Using the listing below, report how many lines hold the word "Access", and nothing else.

RECORDS FOR THIS EXERCISE:
^^^^

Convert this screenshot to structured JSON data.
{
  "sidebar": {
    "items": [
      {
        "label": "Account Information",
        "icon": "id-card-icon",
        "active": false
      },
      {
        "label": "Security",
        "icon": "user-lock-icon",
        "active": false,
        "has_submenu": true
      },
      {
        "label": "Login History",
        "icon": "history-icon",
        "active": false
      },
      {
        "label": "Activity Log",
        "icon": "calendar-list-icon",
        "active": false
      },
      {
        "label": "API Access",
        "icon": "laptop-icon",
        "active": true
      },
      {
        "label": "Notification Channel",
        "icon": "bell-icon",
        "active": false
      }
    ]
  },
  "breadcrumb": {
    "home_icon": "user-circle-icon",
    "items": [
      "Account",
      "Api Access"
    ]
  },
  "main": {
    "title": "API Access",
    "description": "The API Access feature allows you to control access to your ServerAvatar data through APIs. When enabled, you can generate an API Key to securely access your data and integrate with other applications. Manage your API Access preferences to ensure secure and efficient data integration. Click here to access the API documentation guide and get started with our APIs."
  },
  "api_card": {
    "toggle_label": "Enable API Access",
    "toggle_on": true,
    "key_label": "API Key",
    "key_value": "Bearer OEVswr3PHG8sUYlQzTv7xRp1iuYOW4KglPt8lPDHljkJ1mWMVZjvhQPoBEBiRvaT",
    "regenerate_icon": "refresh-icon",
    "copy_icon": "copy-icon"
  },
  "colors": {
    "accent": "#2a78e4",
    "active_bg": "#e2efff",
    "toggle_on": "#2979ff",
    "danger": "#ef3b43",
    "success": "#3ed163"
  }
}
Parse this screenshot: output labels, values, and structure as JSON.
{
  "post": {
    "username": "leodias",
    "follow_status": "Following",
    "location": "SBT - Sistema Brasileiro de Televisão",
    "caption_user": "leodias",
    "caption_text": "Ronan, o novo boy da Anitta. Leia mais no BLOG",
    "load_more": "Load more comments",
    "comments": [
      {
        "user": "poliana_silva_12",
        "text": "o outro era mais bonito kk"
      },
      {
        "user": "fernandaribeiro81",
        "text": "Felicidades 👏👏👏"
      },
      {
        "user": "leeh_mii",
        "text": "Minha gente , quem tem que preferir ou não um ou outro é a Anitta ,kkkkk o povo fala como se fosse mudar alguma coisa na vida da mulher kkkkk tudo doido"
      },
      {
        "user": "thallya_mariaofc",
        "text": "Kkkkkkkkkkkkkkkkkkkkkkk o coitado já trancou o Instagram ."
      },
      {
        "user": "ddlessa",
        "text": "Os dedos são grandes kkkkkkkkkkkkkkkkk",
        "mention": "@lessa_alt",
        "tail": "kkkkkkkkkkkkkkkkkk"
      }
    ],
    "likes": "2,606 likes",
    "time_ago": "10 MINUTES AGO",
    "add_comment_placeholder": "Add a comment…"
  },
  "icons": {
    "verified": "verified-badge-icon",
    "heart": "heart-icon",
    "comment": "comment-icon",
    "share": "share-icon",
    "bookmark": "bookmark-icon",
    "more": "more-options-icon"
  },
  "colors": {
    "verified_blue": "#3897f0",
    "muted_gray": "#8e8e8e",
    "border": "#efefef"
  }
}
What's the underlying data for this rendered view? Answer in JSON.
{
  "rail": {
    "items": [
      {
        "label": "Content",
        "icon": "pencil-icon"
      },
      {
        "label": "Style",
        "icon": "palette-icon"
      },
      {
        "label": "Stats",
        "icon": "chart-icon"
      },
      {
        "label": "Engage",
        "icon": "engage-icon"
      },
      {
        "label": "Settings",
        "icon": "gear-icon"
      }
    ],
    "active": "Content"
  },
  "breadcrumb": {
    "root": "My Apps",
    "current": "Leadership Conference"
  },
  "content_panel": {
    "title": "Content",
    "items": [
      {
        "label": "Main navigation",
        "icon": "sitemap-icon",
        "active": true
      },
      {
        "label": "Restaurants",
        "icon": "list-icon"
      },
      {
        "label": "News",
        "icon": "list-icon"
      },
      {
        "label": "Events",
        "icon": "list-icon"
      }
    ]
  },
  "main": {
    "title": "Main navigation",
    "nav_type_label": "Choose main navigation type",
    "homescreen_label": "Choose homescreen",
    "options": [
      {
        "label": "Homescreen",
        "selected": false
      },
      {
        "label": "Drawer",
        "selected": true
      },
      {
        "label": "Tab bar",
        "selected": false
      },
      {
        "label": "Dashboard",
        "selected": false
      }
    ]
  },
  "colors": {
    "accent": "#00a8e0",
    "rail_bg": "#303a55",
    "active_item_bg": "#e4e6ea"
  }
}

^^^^

SOLUTION TO THIS PROBLEM: 5